“(Our research has shown) the phonics screening check is narrowing teaching. For example, 237 teachers in our survey said that they were giving extra phonics lessons to help children pass the test. The word “pressure” appeared 97 times in teachers’ comments about the phonics screening check. One teacher felt that they had to “live and breathe phonics”.
Further to this, the Education Endowment Fund states, based on extensive evidence to support this area from a range of studies over the last 30 years, that the explicit teaching of reading comprehension strategies is found to support an average gain of +6 months’ additional progress and studies in the UK have found that there is evidence that children from disadvantaged backgrounds may benefit more.
So how do we ensure that reading comprehension and language acquisition is as much of a priority in the classroom as phonics, in order to give children in our setting the best start on their reading journey?
4 strategies you can use to support reading comprehension in your setting
- Provide children with a wide selection of reading material
A wide selection is more than just having lots of books available to children in the setting, in fact more books isn’t necessarily better. Have a small selection of books placed in different areas of the environment: some in a reading snug, a couple of castle-themed books near the castle small play area, a teacher’s favourite basket on the carpet – you get the gist.
Consider the cultures, backgrounds and interests of the children in your unique setting and ensure the books on offer represent these. If you’re not sure where to start, check out the lists below,
- Books with black characters
- Picture books with BAME characters
- LGBTQ+ inclusive books for children aged 5-7
Throw out any damaged or out dated books. It may seem like an uncomfortable thing to do, especially if you have a tight budget, but having books that are of no interest to the children or that have ripped pages doesn’t give books and reading the elevated status we’re aiming for.
- Regular sharing of books
This might seem like an obvious one, but with the continued pressure on timetables for some schools and nurseries, sharing a story can sometimes be the first thing to be forgotten or to not have time for.
If this sounds familiar or if you are looking to fit more story sharing into your day, try these 3 ways to get in more book-shares,

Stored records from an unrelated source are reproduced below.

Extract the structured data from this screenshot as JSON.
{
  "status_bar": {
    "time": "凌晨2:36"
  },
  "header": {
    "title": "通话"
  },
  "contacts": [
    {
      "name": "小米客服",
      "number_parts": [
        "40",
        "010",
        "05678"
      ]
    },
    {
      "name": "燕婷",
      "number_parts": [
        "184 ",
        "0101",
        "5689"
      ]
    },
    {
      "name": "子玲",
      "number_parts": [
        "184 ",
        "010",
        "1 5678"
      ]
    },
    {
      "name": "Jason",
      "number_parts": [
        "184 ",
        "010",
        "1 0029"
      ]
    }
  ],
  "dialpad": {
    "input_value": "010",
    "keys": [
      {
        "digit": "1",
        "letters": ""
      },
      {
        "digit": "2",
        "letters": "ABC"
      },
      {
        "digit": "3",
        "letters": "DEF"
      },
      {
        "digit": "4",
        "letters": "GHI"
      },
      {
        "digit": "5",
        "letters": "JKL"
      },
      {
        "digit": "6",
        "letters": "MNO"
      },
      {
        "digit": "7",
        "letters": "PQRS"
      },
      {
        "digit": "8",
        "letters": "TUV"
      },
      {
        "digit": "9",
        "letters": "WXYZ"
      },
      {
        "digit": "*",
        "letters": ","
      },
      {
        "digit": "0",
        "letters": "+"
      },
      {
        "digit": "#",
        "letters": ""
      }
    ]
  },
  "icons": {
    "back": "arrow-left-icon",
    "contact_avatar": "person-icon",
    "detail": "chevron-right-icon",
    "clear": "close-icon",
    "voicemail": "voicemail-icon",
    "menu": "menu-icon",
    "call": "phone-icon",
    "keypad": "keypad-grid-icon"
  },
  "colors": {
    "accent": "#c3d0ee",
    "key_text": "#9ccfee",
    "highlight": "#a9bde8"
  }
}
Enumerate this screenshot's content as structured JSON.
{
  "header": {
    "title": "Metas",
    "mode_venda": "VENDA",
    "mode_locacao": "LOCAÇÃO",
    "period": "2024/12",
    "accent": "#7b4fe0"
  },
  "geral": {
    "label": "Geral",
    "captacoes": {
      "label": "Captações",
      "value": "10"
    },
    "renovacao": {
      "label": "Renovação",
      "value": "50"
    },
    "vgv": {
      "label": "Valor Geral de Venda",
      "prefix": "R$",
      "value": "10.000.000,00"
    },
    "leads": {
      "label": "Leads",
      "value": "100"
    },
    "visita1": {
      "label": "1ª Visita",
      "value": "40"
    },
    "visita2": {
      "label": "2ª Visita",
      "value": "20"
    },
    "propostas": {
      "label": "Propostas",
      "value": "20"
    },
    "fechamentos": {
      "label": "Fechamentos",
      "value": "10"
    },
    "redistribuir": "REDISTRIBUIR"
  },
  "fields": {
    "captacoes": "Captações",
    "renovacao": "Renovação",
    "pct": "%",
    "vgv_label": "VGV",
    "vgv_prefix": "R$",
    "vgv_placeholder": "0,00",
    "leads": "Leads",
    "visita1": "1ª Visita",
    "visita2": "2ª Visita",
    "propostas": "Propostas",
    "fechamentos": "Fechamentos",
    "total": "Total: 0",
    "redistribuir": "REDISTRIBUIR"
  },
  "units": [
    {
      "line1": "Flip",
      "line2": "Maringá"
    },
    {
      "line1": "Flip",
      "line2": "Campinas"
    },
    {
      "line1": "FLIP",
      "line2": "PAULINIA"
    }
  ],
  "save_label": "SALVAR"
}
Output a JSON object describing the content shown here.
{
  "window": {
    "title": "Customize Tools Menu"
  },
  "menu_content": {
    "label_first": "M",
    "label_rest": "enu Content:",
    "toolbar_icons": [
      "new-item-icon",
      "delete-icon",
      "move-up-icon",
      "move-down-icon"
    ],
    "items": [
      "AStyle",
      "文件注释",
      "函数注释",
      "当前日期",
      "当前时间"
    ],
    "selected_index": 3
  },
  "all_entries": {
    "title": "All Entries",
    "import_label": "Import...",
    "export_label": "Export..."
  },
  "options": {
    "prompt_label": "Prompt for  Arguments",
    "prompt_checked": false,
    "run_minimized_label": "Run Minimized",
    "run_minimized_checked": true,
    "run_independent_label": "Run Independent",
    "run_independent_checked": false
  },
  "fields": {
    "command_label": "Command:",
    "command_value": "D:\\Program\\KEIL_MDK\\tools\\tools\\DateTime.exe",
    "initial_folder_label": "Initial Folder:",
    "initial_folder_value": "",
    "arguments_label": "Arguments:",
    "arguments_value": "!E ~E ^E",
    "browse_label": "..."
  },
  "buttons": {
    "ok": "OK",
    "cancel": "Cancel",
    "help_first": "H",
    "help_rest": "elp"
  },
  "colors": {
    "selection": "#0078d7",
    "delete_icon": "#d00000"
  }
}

- Read a book during snack time
- Read books outside on a picnic blanket
- If you’re in a school with older children, invite the older children to read to nursery or reception children once per week
- Provide lots of opportunities for children to make their own books
Making their own books is a great way for young children to explore what a book is used for and how. Try providing zig-zag books for children to recreate their own stories and have a go at mark-making.
- Make time for nursery rhymes and songs
Reading comprehension is not only developed through reading stories and books with our children, it is also developed through rhymes and songs. Studies have shown that children who enjoy music, singing and rhyming on a regular basis tend to learn to speak more easily, they have more words to express themselves, are more confident and creative and find reading and spelling are easier to learn at school.
So it is clear that although phonics plays a key role in children’s early reading, the development of comprehension skills and language acquisition plays a pivotal – and some would argue – an even more important part in developing life-long readers.
In February, Is It Time To Play is launching our signature reading program, Reading Magic.
Reading Magic is a new set of reading comprehension plans that are specifically targeted to the EYFS, with the aim of building not just key language and early reading skills but also embedding a love of reading and developing children’s engagement in the magic of stories.
Reading Magic has been designed to minimise teacher workload through easy to follow planning that fits into 10 minute slots, 4 times a week, with linked provision enhancement tasks to follow up and familiarise children with the story.